The interesting problem is what this means for the fields at the Boston Indoor Games. While the middle-distance and sprint events are unlikely to be affected, the backbone of the BIG in recent years has been record attempts at the 3,000m, 5,000m and two-mile distances by various international (often Ethiopian) stars. These athletes will be available, of course (and Commonwealth stars like Nick Willis and Steve Hooker have already been announced), but the field has generally been filled by Americans hoping to get a quick clocking in the Ethiopian slipstream. (Indeed, Shalane Flanagan’s 2007 3,000m AR was set here, signifying the start of a big year for an athlete who was known to much of the crowd from when she was an in-state high school star.)

With no World Indoor Championships this year, most distance runners will be emphasizing cross country over indoor track, vying for a spot on the U.S. team for World Cross in Amman, Jordan in March. This will probably mean a big hit for the distance fields in Boston–if not in front, then in 3rd through 6th. And possibly in crowd interest.

(For the curious, I’ll be at the Boston Indoor Games for certain, and possibly also the Millrose Games.)

Imagine if they went for more creative uniforms

Wednesday, December 10th, 2008

It continues to amuse me that the Fluffy Bunny Track Club not only exists, but is expected to contend for a team title in one of the masters categories at the USATF Club Nationals this coming weekend.

It turns out that amusement is pretty much the point.

Super fans

Thursday, November 27th, 2008

NCAA Division III is often maligned as less competitive, less serious, and less interesting than its Division I cousin. The first two might be true. The third? Never.

Leaving aside the Division III athletes who’ve made a go at professional athletics (and it’s worth mentioning that Joan Benoit Samuelson won her first Boston Marathon in the singlet of her Division III college) there’s a lot more energy around the Division III cross country nationals than Division I. If you’ve seen the crowds at Division I nationals, you know that’s saying a lot.

Division III crowds know how to make a few hundred fans seem like a few thousand. Division III teams are far more likely to have a few dozen non-varsity teammates, friends, and other peers road-trip several hundred miles to watch their team run. Those boosters are far more likely to strip down to summer running clothes in late November, and then fill in the gaps with body paint.

As a bit of introduction, Williams College has this stuffed bear. Before every race, they toss the bear, then they run. With that in mind, consider what we’ve agreed was my best shot from Saturday.

Seeing NCAAs from overseas

Tuesday, November 25th, 2008

The basics of what I have to say about the NCAA Division I cross country championships are now online.

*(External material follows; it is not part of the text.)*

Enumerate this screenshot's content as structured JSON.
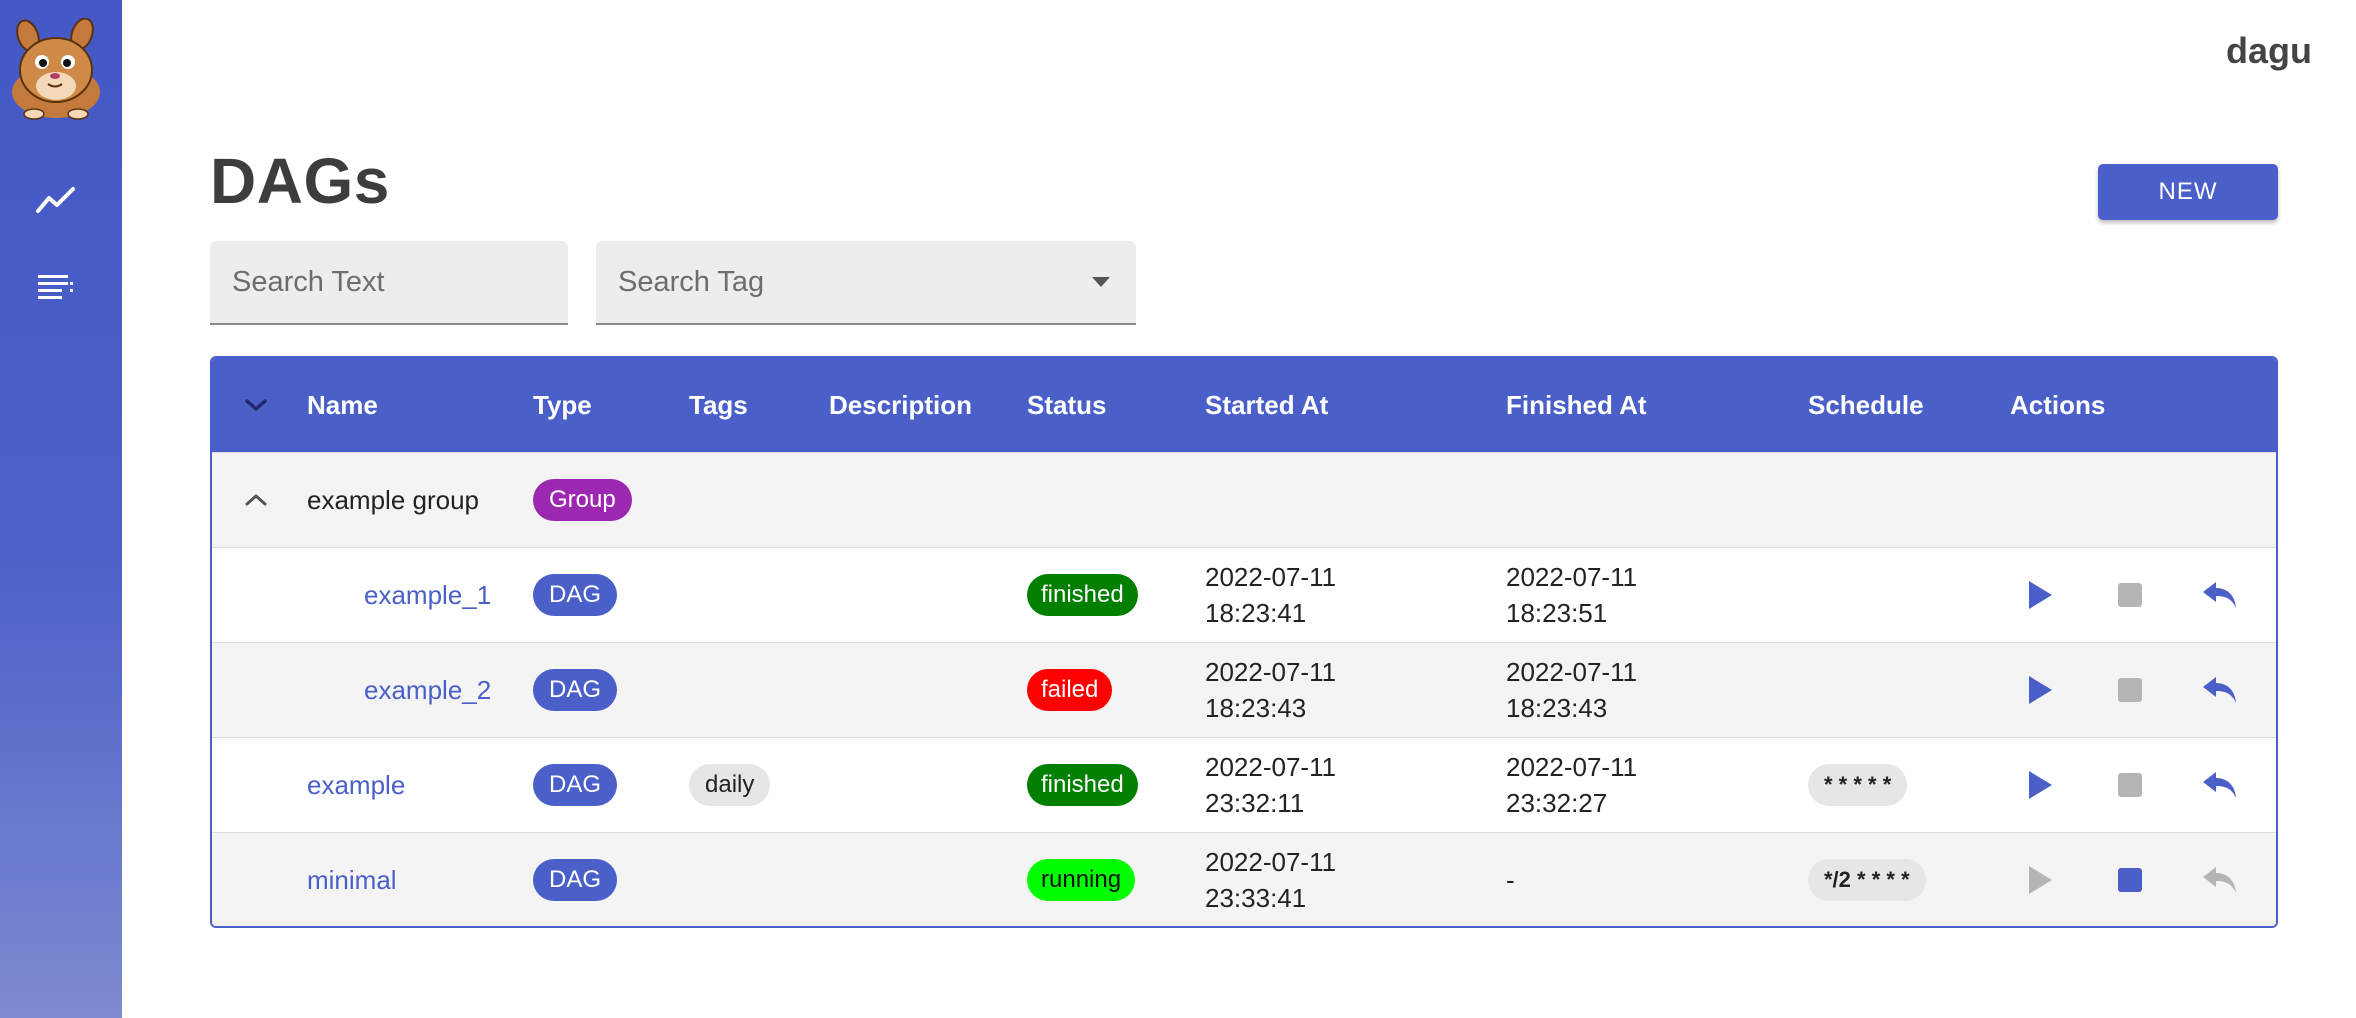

There are a few interesting things about this story which aren’t evident when you take it at face value. The first is the audience it’s written for. If I was writing for a predominately U.S. audience, I would be featuring the team victories. I would be quoting coaches Vin Lananna and Greg Metcalf extensively. And I would have described in greater detail the team strategies and moves within the race which brought both teams to victory. Outside the USA, however, the majority of athletics fans don’t care about this. A minority of them have team allegiances or even know which teams are which, and a majority of top-ranked internationalists now arrive at the big events without first going through the NCAA mill.

The second interesting thing is that the report has been linked, visually, with the World Cross Country Championships in the IAAF’s system. This might have happened anyway, but Alison wisely suggested to me that I mention the performance of a few runners who may make the USA Junior team for World Cross, and I did so. In the view of a European observer of the sport, that may be one of the most interesting parts of the story.